### Brief
Write out the entries verbatim and leave the images out of the copy.

---

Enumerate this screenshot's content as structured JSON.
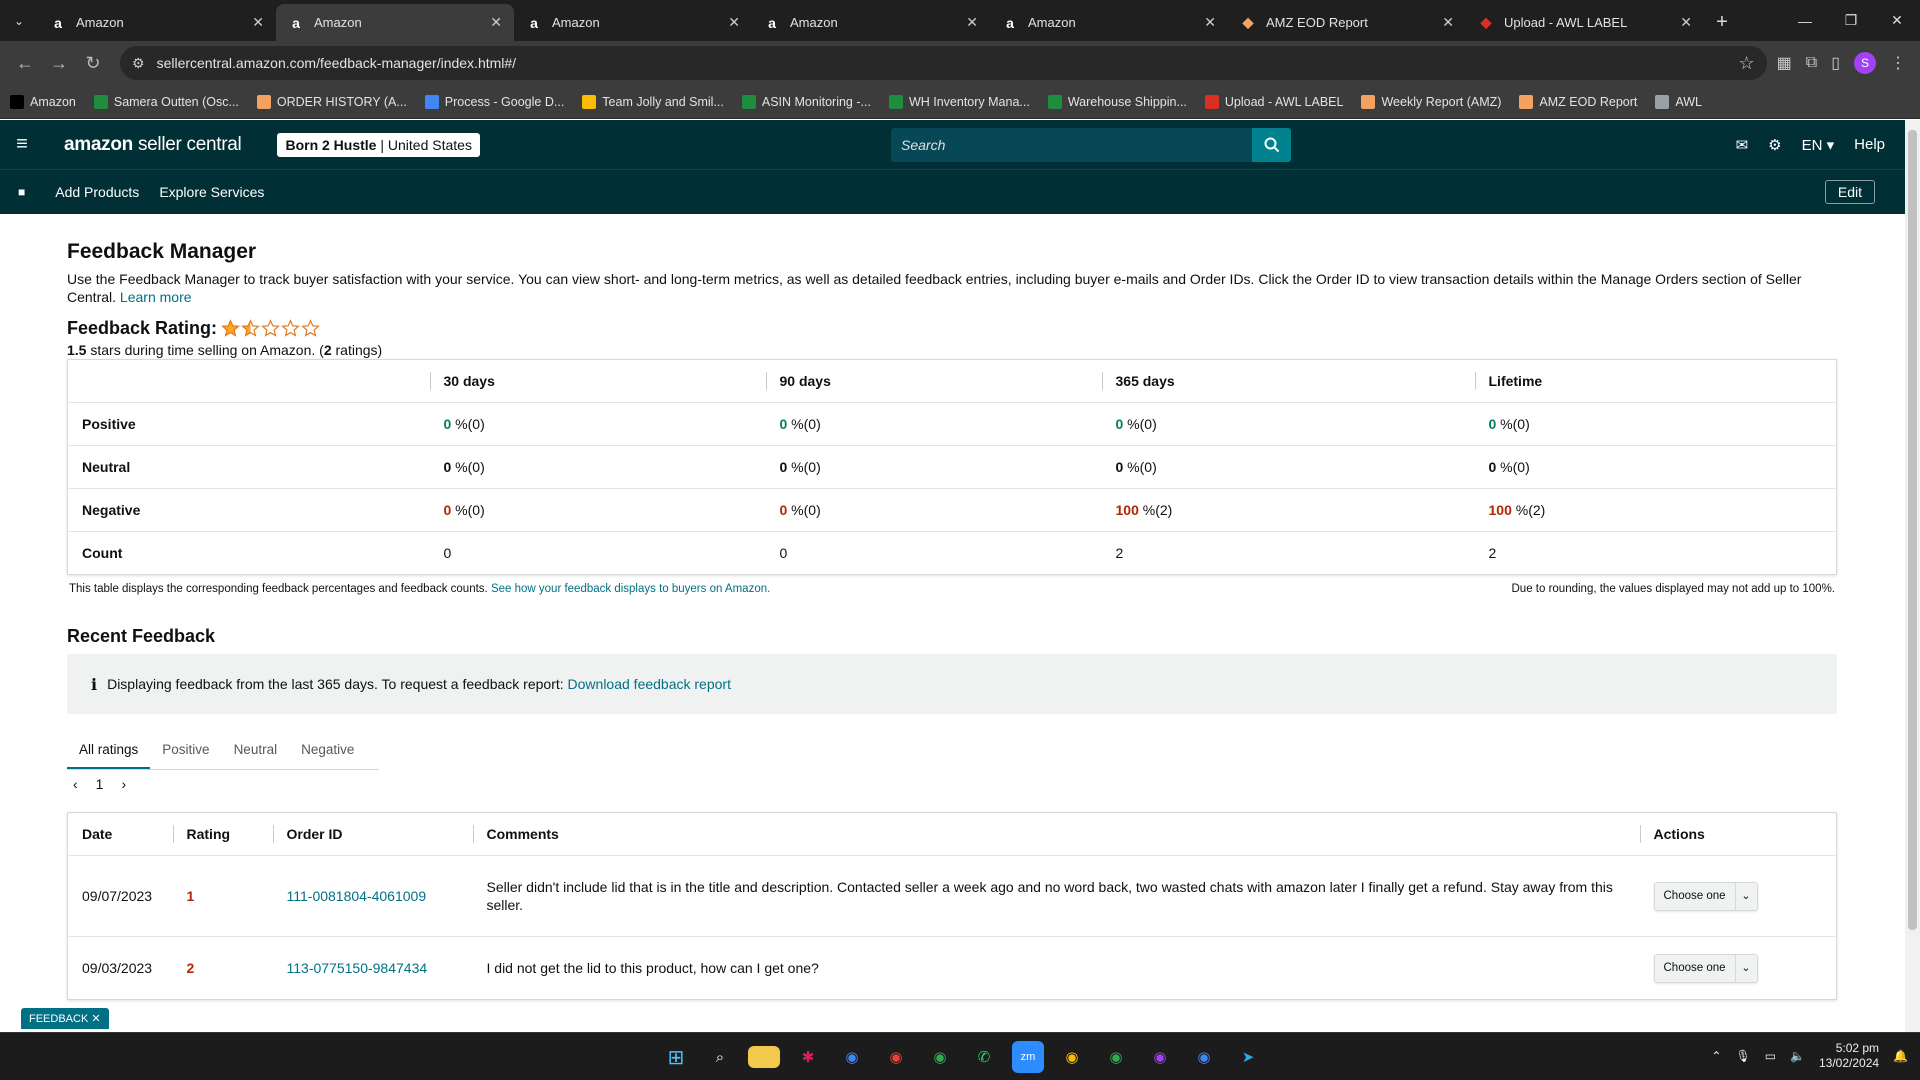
{
  "browser": {
    "tabs": [
      {
        "title": "Amazon",
        "icon": "amazon-icon",
        "active": false
      },
      {
        "title": "Amazon",
        "icon": "amazon-icon",
        "active": true
      },
      {
        "title": "Amazon",
        "icon": "amazon-icon",
        "active": false
      },
      {
        "title": "Amazon",
        "icon": "amazon-icon",
        "active": false
      },
      {
        "title": "Amazon",
        "icon": "amazon-icon",
        "active": false
      },
      {
        "title": "AMZ EOD Report",
        "icon": "report-icon",
        "active": false
      },
      {
        "title": "Upload - AWL LABEL",
        "icon": "awl-icon",
        "active": false
      }
    ],
    "url": "sellercentral.amazon.com/feedback-manager/index.html#/",
    "profile_initial": "S",
    "bookmarks": [
      {
        "label": "Amazon",
        "color": "#000000"
      },
      {
        "label": "Samera Outten (Osc...",
        "color": "#1e8e3e"
      },
      {
        "label": "ORDER HISTORY (A...",
        "color": "#f4a261"
      },
      {
        "label": "Process - Google D...",
        "color": "#4285f4"
      },
      {
        "label": "Team Jolly and Smil...",
        "color": "#fbbc04"
      },
      {
        "label": "ASIN Monitoring -...",
        "color": "#1e8e3e"
      },
      {
        "label": "WH Inventory Mana...",
        "color": "#1e8e3e"
      },
      {
        "label": "Warehouse Shippin...",
        "color": "#1e8e3e"
      },
      {
        "label": "Upload - AWL LABEL",
        "color": "#d93025"
      },
      {
        "label": "Weekly Report (AMZ)",
        "color": "#f4a261"
      },
      {
        "label": "AMZ EOD Report",
        "color": "#f4a261"
      },
      {
        "label": "AWL",
        "color": "#9aa0a6"
      }
    ]
  },
  "header": {
    "logo_main": "amazon",
    "logo_sub": "seller central",
    "store_name": "Born 2 Hustle",
    "store_region": "United States",
    "search_placeholder": "Search",
    "language": "EN",
    "help": "Help",
    "nav": [
      "Add Products",
      "Explore Services"
    ],
    "edit": "Edit"
  },
  "page": {
    "title": "Feedback Manager",
    "intro": "Use the Feedback Manager to track buyer satisfaction with your service. You can view short- and long-term metrics, as well as detailed feedback entries, including buyer e-mails and Order IDs. Click the Order ID to view transaction details within the Manage Orders section of Seller Central.",
    "learn_more": "Learn more",
    "rating_label": "Feedback Rating:",
    "rating_value": 1.5,
    "rating_stars_text": "1.5",
    "rating_sub_middle": "stars during time selling on Amazon. (",
    "rating_count": "2",
    "rating_sub_end": "ratings)"
  },
  "summary": {
    "columns": [
      "",
      "30 days",
      "90 days",
      "365 days",
      "Lifetime"
    ],
    "rows": [
      {
        "label": "Positive",
        "cells": [
          [
            "0",
            " %(0)"
          ],
          [
            "0",
            " %(0)"
          ],
          [
            "0",
            " %(0)"
          ],
          [
            "0",
            " %(0)"
          ]
        ]
      },
      {
        "label": "Neutral",
        "cells": [
          [
            "0",
            " %(0)"
          ],
          [
            "0",
            " %(0)"
          ],
          [
            "0",
            " %(0)"
          ],
          [
            "0",
            " %(0)"
          ]
        ]
      },
      {
        "label": "Negative",
        "cells": [
          [
            "0",
            " %(0)"
          ],
          [
            "0",
            " %(0)"
          ],
          [
            "100",
            " %(2)"
          ],
          [
            "100",
            " %(2)"
          ]
        ]
      },
      {
        "label": "Count",
        "cells": [
          [
            "0",
            ""
          ],
          [
            "0",
            ""
          ],
          [
            "2",
            ""
          ],
          [
            "2",
            ""
          ]
        ]
      }
    ],
    "note_left": "This table displays the corresponding feedback percentages and feedback counts.",
    "note_link": "See how your feedback displays to buyers on Amazon.",
    "note_right": "Due to rounding, the values displayed may not add up to 100%.",
    "colors": {
      "positive": "#067d62",
      "negative": "#b12704"
    }
  },
  "recent": {
    "title": "Recent Feedback",
    "info": "Displaying feedback from the last 365 days. To request a feedback report:",
    "info_link": "Download feedback report",
    "tabs": [
      "All ratings",
      "Positive",
      "Neutral",
      "Negative"
    ],
    "page": "1",
    "columns": [
      "Date",
      "Rating",
      "Order ID",
      "Comments",
      "Actions"
    ],
    "rows": [
      {
        "date": "09/07/2023",
        "rating": "1",
        "order_id": "111-0081804-4061009",
        "comment": "Seller didn't include lid that is in the title and description. Contacted seller a week ago and no word back, two wasted chats with amazon later I finally get a refund. Stay away from this seller.",
        "action": "Choose one"
      },
      {
        "date": "09/03/2023",
        "rating": "2",
        "order_id": "113-0775150-9847434",
        "comment": "I did not get the lid to this product, how can I get one?",
        "action": "Choose one"
      }
    ]
  },
  "feedback_tab": "FEEDBACK",
  "taskbar": {
    "time": "5:02 pm",
    "date": "13/02/2024"
  }
}
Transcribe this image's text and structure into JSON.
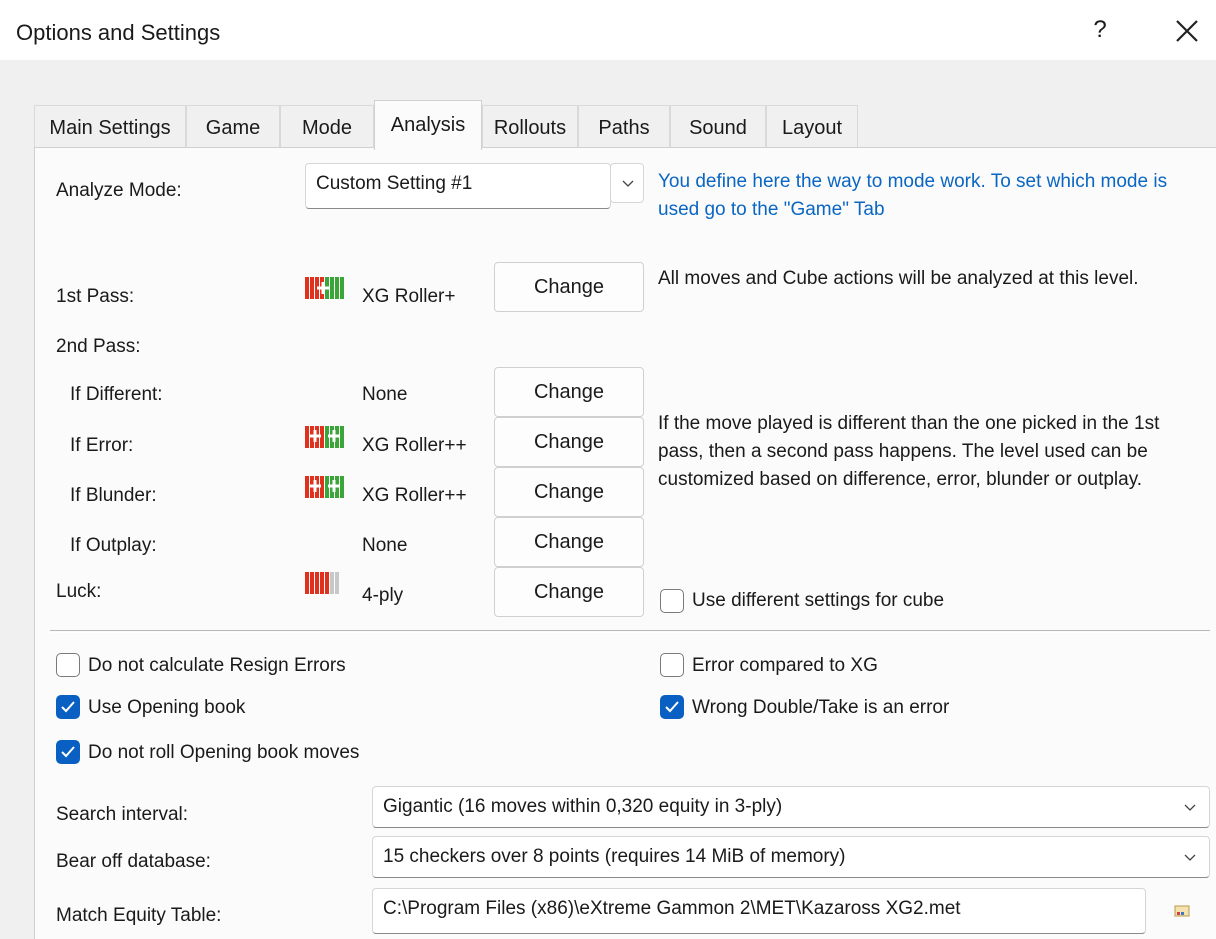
{
  "window": {
    "title": "Options and Settings",
    "help_label": "?",
    "close_icon": "close-icon"
  },
  "tabs": [
    {
      "label": "Main Settings"
    },
    {
      "label": "Game"
    },
    {
      "label": "Mode"
    },
    {
      "label": "Analysis",
      "active": true
    },
    {
      "label": "Rollouts"
    },
    {
      "label": "Paths"
    },
    {
      "label": "Sound"
    },
    {
      "label": "Layout"
    }
  ],
  "analyze": {
    "label": "Analyze Mode:",
    "value": "Custom Setting #1",
    "hint": "You define here the way to mode work. To set which mode is used go to the \"Game\" Tab"
  },
  "passes": {
    "first_label": "1st Pass:",
    "first_level": "XG Roller+",
    "first_note": "All moves and Cube actions will be analyzed at this level.",
    "second_label": "2nd Pass:",
    "if_different_label": "If Different:",
    "if_different_level": "None",
    "if_error_label": "If Error:",
    "if_error_level": "XG Roller++",
    "if_blunder_label": "If Blunder:",
    "if_blunder_level": "XG Roller++",
    "if_outplay_label": "If Outplay:",
    "if_outplay_level": "None",
    "second_note": "If the move played is different than the one picked in the 1st pass, then a second pass happens. The level used can be customized based on difference, error, blunder or outplay.",
    "luck_label": "Luck:",
    "luck_level": "4-ply",
    "change_label": "Change"
  },
  "options": {
    "use_diff_cube": {
      "label": "Use different settings for cube",
      "checked": false
    },
    "no_resign_errors": {
      "label": "Do not calculate Resign Errors",
      "checked": false
    },
    "error_vs_xg": {
      "label": "Error compared to XG",
      "checked": false
    },
    "use_opening_book": {
      "label": "Use Opening book",
      "checked": true
    },
    "wrong_double": {
      "label": "Wrong Double/Take is an error",
      "checked": true
    },
    "no_roll_book": {
      "label": "Do not roll Opening book moves",
      "checked": true
    }
  },
  "search": {
    "label": "Search interval:",
    "value": "Gigantic (16 moves within 0,320 equity in 3-ply)"
  },
  "bearoff": {
    "label": "Bear off database:",
    "value": "15 checkers over 8 points (requires 14 MiB of memory)"
  },
  "met": {
    "label": "Match Equity Table:",
    "value": "C:\\Program Files (x86)\\eXtreme Gammon 2\\MET\\Kazaross XG2.met",
    "browse_icon": "folder-browse-icon"
  },
  "colors": {
    "accent": "#0a5fc2",
    "link_text": "#0a66c2"
  }
}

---

### Written reply
Enumerate this screenshot's content as structured JSON.
{
  "browser": {
    "tabs": [
      {
        "title": "Amazon",
        "icon": "amazon-icon",
        "active": false
      },
      {
        "title": "Amazon",
        "icon": "amazon-icon",
        "active": true
      },
      {
        "title": "Amazon",
        "icon": "amazon-icon",
        "active": false
      },
      {
        "title": "Amazon",
        "icon": "amazon-icon",
        "active": false
      },
      {
        "title": "Amazon",
        "icon": "amazon-icon",
        "active": false
      },
      {
        "title": "AMZ EOD Report",
        "icon": "report-icon",
        "active": false
      },
      {
        "title": "Upload - AWL LABEL",
        "icon": "awl-icon",
        "active": false
      }
    ],
    "url": "sellercentral.amazon.com/feedback-manager/index.html#/",
    "profile_initial": "S",
    "bookmarks": [
      {
        "label": "Amazon",
        "color": "#000000"
      },
      {
        "label": "Samera Outten (Osc...",
        "color": "#1e8e3e"
      },
      {
        "label": "ORDER HISTORY (A...",
        "color": "#f4a261"
      },
      {
        "label": "Process - Google D...",
        "color": "#4285f4"
      },
      {
        "label": "Team Jolly and Smil...",
        "color": "#fbbc04"
      },
      {
        "label": "ASIN Monitoring -...",
        "color": "#1e8e3e"
      },
      {
        "label": "WH Inventory Mana...",
        "color": "#1e8e3e"
      },
      {
        "label": "Warehouse Shippin...",
        "color": "#1e8e3e"
      },
      {
        "label": "Upload - AWL LABEL",
        "color": "#d93025"
      },
      {
        "label": "Weekly Report (AMZ)",
        "color": "#f4a261"
      },
      {
        "label": "AMZ EOD Report",
        "color": "#f4a261"
      },
      {
        "label": "AWL",
        "color": "#9aa0a6"
      }
    ]
  },
  "header": {
    "logo_main": "amazon",
    "logo_sub": "seller central",
    "store_name": "Born 2 Hustle",
    "store_region": "United States",
    "search_placeholder": "Search",
    "language": "EN",
    "help": "Help",
    "nav": [
      "Add Products",
      "Explore Services"
    ],
    "edit": "Edit"
  },
  "page": {
    "title": "Feedback Manager",
    "intro": "Use the Feedback Manager to track buyer satisfaction with your service. You can view short- and long-term metrics, as well as detailed feedback entries, including buyer e-mails and Order IDs. Click the Order ID to view transaction details within the Manage Orders section of Seller Central.",
    "learn_more": "Learn more",
    "rating_label": "Feedback Rating:",
    "rating_value": 1.5,
    "rating_stars_text": "1.5",
    "rating_sub_middle": "stars during time selling on Amazon. (",
    "rating_count": "2",
    "rating_sub_end": "ratings)"
  },
  "summary": {
    "columns": [
      "",
      "30 days",
      "90 days",
      "365 days",
      "Lifetime"
    ],
    "rows": [
      {
        "label": "Positive",
        "cells": [
          [
            "0",
            " %(0)"
          ],
          [
            "0",
            " %(0)"
          ],
          [
            "0",
            " %(0)"
          ],
          [
            "0",
            " %(0)"
          ]
        ]
      },
      {
        "label": "Neutral",
        "cells": [
          [
            "0",
            " %(0)"
          ],
          [
            "0",
            " %(0)"
          ],
          [
            "0",
            " %(0)"
          ],
          [
            "0",
            " %(0)"
          ]
        ]
      },
      {
        "label": "Negative",
        "cells": [
          [
            "0",
            " %(0)"
          ],
          [
            "0",
            " %(0)"
          ],
          [
            "100",
            " %(2)"
          ],
          [
            "100",
            " %(2)"
          ]
        ]
      },
      {
        "label": "Count",
        "cells": [
          [
            "0",
            ""
          ],
          [
            "0",
            ""
          ],
          [
            "2",
            ""
          ],
          [
            "2",
            ""
          ]
        ]
      }
    ],
    "note_left": "This table displays the corresponding feedback percentages and feedback counts.",
    "note_link": "See how your feedback displays to buyers on Amazon.",
    "note_right": "Due to rounding, the values displayed may not add up to 100%.",
    "colors": {
      "positive": "#067d62",
      "negative": "#b12704"
    }
  },
  "recent": {
    "title": "Recent Feedback",
    "info": "Displaying feedback from the last 365 days. To request a feedback report:",
    "info_link": "Download feedback report",
    "tabs": [
      "All ratings",
      "Positive",
      "Neutral",
      "Negative"
    ],
    "page": "1",
    "columns": [
      "Date",
      "Rating",
      "Order ID",
      "Comments",
      "Actions"
    ],
    "rows": [
      {
        "date": "09/07/2023",
        "rating": "1",
        "order_id": "111-0081804-4061009",
        "comment": "Seller didn't include lid that is in the title and description. Contacted seller a week ago and no word back, two wasted chats with amazon later I finally get a refund. Stay away from this seller.",
        "action": "Choose one"
      },
      {
        "date": "09/03/2023",
        "rating": "2",
        "order_id": "113-0775150-9847434",
        "comment": "I did not get the lid to this product, how can I get one?",
        "action": "Choose one"
      }
    ]
  },
  "feedback_tab": "FEEDBACK",
  "taskbar": {
    "time": "5:02 pm",
    "date": "13/02/2024"
  }
}
Transcribe this image's text and structure into JSON.
{
  "window": {
    "title": "Options and Settings",
    "help_label": "?",
    "close_icon": "close-icon"
  },
  "tabs": [
    {
      "label": "Main Settings"
    },
    {
      "label": "Game"
    },
    {
      "label": "Mode"
    },
    {
      "label": "Analysis",
      "active": true
    },
    {
      "label": "Rollouts"
    },
    {
      "label": "Paths"
    },
    {
      "label": "Sound"
    },
    {
      "label": "Layout"
    }
  ],
  "analyze": {
    "label": "Analyze Mode:",
    "value": "Custom Setting #1",
    "hint": "You define here the way to mode work. To set which mode is used go to the \"Game\" Tab"
  },
  "passes": {
    "first_label": "1st Pass:",
    "first_level": "XG Roller+",
    "first_note": "All moves and Cube actions will be analyzed at this level.",
    "second_label": "2nd Pass:",
    "if_different_label": "If Different:",
    "if_different_level": "None",
    "if_error_label": "If Error:",
    "if_error_level": "XG Roller++",
    "if_blunder_label": "If Blunder:",
    "if_blunder_level": "XG Roller++",
    "if_outplay_label": "If Outplay:",
    "if_outplay_level": "None",
    "second_note": "If the move played is different than the one picked in the 1st pass, then a second pass happens. The level used can be customized based on difference, error, blunder or outplay.",
    "luck_label": "Luck:",
    "luck_level": "4-ply",
    "change_label": "Change"
  },
  "options": {
    "use_diff_cube": {
      "label": "Use different settings for cube",
      "checked": false
    },
    "no_resign_errors": {
      "label": "Do not calculate Resign Errors",
      "checked": false
    },
    "error_vs_xg": {
      "label": "Error compared to XG",
      "checked": false
    },
    "use_opening_book": {
      "label": "Use Opening book",
      "checked": true
    },
    "wrong_double": {
      "label": "Wrong Double/Take is an error",
      "checked": true
    },
    "no_roll_book": {
      "label": "Do not roll Opening book moves",
      "checked": true
    }
  },
  "search": {
    "label": "Search interval:",
    "value": "Gigantic (16 moves within 0,320 equity in 3-ply)"
  },
  "bearoff": {
    "label": "Bear off database:",
    "value": "15 checkers over 8 points (requires 14 MiB of memory)"
  },
  "met": {
    "label": "Match Equity Table:",
    "value": "C:\\Program Files (x86)\\eXtreme Gammon 2\\MET\\Kazaross XG2.met",
    "browse_icon": "folder-browse-icon"
  },
  "colors": {
    "accent": "#0a5fc2",
    "link_text": "#0a66c2"
  }
}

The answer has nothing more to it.